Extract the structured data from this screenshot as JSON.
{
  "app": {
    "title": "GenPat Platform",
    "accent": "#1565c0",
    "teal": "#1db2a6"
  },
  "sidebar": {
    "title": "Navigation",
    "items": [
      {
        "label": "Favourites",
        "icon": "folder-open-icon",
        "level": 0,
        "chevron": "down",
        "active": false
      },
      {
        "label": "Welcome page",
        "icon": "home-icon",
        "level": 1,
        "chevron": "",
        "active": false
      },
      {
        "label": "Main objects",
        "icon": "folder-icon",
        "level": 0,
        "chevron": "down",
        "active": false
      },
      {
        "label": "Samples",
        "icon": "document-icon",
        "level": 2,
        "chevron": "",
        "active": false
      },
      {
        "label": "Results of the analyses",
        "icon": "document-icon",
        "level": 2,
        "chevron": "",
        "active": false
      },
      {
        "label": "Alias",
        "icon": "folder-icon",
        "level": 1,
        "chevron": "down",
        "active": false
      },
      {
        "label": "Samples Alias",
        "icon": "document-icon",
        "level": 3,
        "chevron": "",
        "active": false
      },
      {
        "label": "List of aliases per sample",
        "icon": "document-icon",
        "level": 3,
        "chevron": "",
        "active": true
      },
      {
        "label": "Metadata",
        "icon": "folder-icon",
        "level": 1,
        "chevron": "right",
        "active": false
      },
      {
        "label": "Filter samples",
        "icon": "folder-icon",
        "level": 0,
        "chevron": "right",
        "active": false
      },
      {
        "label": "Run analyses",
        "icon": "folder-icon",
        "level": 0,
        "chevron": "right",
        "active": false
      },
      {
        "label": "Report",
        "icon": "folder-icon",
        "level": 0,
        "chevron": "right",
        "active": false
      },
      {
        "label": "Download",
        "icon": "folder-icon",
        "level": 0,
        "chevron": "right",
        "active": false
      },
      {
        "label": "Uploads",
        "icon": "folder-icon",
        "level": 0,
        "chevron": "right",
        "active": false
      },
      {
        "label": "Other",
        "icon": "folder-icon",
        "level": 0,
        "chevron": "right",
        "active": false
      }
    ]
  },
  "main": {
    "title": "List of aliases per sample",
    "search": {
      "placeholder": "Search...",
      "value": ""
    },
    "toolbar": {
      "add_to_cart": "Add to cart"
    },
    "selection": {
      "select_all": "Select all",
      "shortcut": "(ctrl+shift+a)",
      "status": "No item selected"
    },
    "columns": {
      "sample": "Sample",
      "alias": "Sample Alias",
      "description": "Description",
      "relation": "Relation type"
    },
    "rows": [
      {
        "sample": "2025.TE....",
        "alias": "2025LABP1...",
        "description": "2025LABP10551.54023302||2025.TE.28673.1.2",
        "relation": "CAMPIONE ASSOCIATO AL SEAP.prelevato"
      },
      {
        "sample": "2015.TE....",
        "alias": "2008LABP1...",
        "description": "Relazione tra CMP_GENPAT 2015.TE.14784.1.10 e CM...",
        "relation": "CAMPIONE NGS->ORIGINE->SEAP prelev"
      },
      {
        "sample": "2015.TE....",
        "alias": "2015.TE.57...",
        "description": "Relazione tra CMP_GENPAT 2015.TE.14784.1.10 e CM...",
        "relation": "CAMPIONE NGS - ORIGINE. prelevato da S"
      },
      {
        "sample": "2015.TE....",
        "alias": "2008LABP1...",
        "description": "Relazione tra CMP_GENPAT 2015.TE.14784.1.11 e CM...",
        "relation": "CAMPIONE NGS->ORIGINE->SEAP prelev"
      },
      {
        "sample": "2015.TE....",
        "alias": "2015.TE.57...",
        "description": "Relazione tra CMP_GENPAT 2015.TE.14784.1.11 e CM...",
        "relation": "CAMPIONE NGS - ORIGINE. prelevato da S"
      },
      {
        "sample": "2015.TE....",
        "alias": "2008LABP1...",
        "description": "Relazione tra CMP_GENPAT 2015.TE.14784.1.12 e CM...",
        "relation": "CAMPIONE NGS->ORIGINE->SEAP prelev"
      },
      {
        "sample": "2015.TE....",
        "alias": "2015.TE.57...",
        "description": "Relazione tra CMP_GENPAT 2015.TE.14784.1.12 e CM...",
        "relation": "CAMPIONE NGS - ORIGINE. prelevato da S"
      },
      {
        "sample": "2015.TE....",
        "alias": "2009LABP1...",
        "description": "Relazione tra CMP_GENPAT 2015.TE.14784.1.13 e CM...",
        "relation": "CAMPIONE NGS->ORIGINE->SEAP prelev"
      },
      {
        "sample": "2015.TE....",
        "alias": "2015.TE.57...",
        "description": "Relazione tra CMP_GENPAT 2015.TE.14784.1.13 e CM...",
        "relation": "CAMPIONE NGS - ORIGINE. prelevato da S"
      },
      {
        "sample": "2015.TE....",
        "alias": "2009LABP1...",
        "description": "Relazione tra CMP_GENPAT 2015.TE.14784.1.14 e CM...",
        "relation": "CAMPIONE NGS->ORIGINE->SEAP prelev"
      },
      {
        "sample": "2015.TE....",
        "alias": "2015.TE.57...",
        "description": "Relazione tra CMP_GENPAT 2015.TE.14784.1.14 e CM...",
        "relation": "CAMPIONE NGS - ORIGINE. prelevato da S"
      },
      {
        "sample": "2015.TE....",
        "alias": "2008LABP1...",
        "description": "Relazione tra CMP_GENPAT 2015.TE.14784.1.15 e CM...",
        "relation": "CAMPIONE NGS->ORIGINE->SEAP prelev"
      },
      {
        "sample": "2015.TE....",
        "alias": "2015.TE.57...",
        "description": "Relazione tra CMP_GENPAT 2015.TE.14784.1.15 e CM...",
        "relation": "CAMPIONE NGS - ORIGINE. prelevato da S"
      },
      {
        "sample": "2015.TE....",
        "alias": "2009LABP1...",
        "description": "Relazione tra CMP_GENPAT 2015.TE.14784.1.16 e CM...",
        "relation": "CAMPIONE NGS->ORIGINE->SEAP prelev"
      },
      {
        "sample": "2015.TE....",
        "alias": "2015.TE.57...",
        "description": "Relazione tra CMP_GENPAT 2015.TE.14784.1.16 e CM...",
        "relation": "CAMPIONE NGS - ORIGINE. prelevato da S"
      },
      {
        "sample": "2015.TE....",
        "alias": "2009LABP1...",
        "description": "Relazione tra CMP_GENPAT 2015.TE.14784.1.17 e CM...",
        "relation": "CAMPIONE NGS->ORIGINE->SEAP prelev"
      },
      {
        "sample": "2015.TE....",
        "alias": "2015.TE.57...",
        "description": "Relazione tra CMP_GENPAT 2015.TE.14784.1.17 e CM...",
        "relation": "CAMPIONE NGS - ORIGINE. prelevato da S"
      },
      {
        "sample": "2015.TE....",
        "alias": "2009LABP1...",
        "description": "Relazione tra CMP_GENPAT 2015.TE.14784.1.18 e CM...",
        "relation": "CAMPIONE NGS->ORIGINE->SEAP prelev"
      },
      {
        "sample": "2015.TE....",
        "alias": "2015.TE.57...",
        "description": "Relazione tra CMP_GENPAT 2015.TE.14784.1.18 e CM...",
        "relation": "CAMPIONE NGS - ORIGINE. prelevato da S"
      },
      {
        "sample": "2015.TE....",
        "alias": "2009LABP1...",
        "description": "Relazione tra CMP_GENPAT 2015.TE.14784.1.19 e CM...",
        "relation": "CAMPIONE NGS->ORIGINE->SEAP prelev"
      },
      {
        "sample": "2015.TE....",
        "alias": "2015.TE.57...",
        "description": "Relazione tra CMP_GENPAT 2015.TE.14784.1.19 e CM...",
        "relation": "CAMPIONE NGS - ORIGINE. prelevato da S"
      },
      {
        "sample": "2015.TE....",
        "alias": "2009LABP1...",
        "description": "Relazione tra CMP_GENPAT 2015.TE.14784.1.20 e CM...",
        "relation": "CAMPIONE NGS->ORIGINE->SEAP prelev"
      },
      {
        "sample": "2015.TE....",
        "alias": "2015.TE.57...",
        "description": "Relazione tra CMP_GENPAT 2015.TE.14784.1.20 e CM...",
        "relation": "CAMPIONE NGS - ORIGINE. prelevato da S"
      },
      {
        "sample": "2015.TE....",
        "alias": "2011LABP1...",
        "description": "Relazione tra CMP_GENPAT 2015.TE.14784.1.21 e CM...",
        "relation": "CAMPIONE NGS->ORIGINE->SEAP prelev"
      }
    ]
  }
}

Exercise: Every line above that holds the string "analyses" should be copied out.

Task output:
        "label": "Results of the analyses",
        "label": "Run analyses",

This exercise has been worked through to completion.